2016 Spanish Grand Prix Recap: Max Verstappen Earns Maiden Win
Yes, it’s happened—Max Verstappen, the 18-year old who made his controversial Formula 1 debut last year and who was racing karts just three years ago, has won the 2016 Spanish Grand Prix in Barcelona, becoming the youngest Grand Prix winner in history and the first to ever do so under the Dutch flag. Let’s take a look at how it all came together.
Red Bull’s driver swap
Following an abysmal performance at the 2016 Russian Grand Prix, Red Bull Racing announced that Kvyat would go back to its Toro Rosso sister team and swap seats with Verstappen. Most people agreed the punishment was too harsh and that it could even spell the end of Kvyat’s burgeoning Formula 1 career, but there’s reason to believe the decision had more to do with Verstappen himself than with the Russian driver.
There’s an old Formula 1 truism that every driver wants to race for Ferrari at some point in their career, and with Räikkönen and Verstappen being free agents next year, Red Bull feared the Scuderia might snatch him away.

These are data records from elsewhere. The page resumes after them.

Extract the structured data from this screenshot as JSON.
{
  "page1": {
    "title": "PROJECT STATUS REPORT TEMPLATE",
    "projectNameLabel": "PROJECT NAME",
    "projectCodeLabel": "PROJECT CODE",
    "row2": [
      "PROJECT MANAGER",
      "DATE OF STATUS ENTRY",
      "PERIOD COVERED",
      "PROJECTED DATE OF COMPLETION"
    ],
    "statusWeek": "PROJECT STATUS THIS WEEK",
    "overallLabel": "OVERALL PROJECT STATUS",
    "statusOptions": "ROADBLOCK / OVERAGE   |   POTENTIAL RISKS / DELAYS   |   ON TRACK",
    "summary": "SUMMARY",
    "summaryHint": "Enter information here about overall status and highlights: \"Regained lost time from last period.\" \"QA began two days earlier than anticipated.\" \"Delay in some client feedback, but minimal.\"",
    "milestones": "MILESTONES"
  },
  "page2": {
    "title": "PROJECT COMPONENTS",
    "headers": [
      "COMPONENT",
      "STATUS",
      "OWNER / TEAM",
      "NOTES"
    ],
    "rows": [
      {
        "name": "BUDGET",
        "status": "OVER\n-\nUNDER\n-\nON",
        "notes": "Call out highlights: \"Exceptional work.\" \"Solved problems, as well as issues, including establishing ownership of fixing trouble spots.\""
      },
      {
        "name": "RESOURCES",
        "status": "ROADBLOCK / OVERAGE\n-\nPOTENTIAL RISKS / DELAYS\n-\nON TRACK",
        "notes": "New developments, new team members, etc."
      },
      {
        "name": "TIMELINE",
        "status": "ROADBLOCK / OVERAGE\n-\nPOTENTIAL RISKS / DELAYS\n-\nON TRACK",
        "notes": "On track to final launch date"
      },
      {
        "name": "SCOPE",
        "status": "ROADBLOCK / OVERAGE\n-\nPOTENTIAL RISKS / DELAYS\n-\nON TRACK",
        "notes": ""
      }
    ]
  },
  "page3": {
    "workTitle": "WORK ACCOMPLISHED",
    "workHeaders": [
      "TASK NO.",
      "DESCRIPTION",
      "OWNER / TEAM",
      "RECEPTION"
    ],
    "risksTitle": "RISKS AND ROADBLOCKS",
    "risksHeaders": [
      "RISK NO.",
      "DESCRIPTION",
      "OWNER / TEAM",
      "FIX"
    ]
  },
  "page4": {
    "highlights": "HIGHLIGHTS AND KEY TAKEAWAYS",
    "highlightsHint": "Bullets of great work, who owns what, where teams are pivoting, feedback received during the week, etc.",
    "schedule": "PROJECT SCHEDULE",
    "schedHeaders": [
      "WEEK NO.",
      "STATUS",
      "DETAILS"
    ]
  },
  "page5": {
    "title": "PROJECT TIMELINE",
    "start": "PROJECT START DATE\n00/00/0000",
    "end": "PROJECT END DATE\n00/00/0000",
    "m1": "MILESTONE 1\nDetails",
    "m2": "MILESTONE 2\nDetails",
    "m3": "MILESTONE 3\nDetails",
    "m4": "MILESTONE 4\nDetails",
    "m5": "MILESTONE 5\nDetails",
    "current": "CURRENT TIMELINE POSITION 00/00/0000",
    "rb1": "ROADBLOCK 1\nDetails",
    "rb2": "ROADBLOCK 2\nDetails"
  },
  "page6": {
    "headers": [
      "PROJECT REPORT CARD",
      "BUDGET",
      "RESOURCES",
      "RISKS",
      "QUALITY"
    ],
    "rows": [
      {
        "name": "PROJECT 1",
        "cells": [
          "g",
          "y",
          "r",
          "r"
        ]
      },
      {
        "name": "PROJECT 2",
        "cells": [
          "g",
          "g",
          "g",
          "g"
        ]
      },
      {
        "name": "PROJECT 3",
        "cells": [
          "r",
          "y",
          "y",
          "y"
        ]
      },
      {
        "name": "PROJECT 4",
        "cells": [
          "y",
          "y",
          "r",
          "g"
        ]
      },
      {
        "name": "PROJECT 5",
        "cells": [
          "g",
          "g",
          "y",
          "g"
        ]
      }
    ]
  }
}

Thanks to Kvyat’s mistakes in Russia and his questionable move in China, Red Bull had the excuse it needed to promote Verstappen and keep him in the team until at least 2019. Incidentally, the timing was perfect for the young Dutchman.
Kvyat’s career-defining moves at the 2016 Russian Grand Prix.
Hamilton & Rosberg take each other out
There’s no doubt Verstappen is a gifted driver, but for all his talent, the conditions would have to be just right for Red Bull to even challenge for the win—specifically, Mercedes would need to somehow disappear. And that’s exactly what happened in Spain.
Hamilton started on pole, but Rosberg got the jump on him once again and took the lead into the first corner. Just a few moments later, Hamilton tried to rush on his inside, but Rosberg closed the door and Hamilton ended up on the grass, lost control, and crashed into his teammate in the braking zone.
The race stewards deemed it a racing incident with no penalties required, but there’s still a lot of debate about who holds responsibility, as a 1300-comment thread on Reddit can testify. What’s certain is that it was a disaster for Mercedes and a delight for all of those who tired of the team’s dominance.
This breaks the #1 rule of Formula 1: don’t crash into your teammate.
Strategy: Red Bull vs. Ferrari
With Hamilton and Rosberg out of the race, it was up to Red Bull and Ferrari to pounce on the opportunity to score a win—it would be the first for Ferrari since Singapore 2015 and for Red Bull since Spa 2014. Ricciardo and Verstappen were leading Vettel and Räikkönen, in that order, but they were shuffled around after pit stops. Traditionally, the teammate in the lead has the right to the most advantageous pit strategy, but both teams wrongly believed the 3-stop strategy to be faster than the 2-stop. Theoretically, it should have been, but it didn’t account for how difficult it is to overtake in Barcelona, which the 3-stop calls for.
Once they had each completed their final stops, Räikkönen was second behind Verstappen and Ricciardo fourth behind Vettel. The Red Bull was quicker in the slow corners before the straight, where the Ferrari was faster, which meant that Räikkönen could never get close enough to Verstappen to overtake—similarly, Ricciardo couldn’t overtake Vettel despite getting close before the straight.
Ultimately, Max Verstappen held off Räikkönen—who had raced against his father Jos Verstappen—for nearly 20 laps in an impressive display of cool-headedness, despite his age, and took his maiden win to the celebratory roar of the whole paddock. He’s the first new Grand Prix winner we’ve had since Maldonado won in 2012, also in Spain, but this time there’s little doubt it will be repeated in the future.
Kurt Verlin was born in France and lives in the United States. Throughout his life he was always told French was the language of romance, but it was English he fell in love with. He likes cats, music, cars, 30 Rock, Formula 1, and pretending to be a race car driver in simulators; but most of all, he just likes to write about it all. See more articles by Kurt.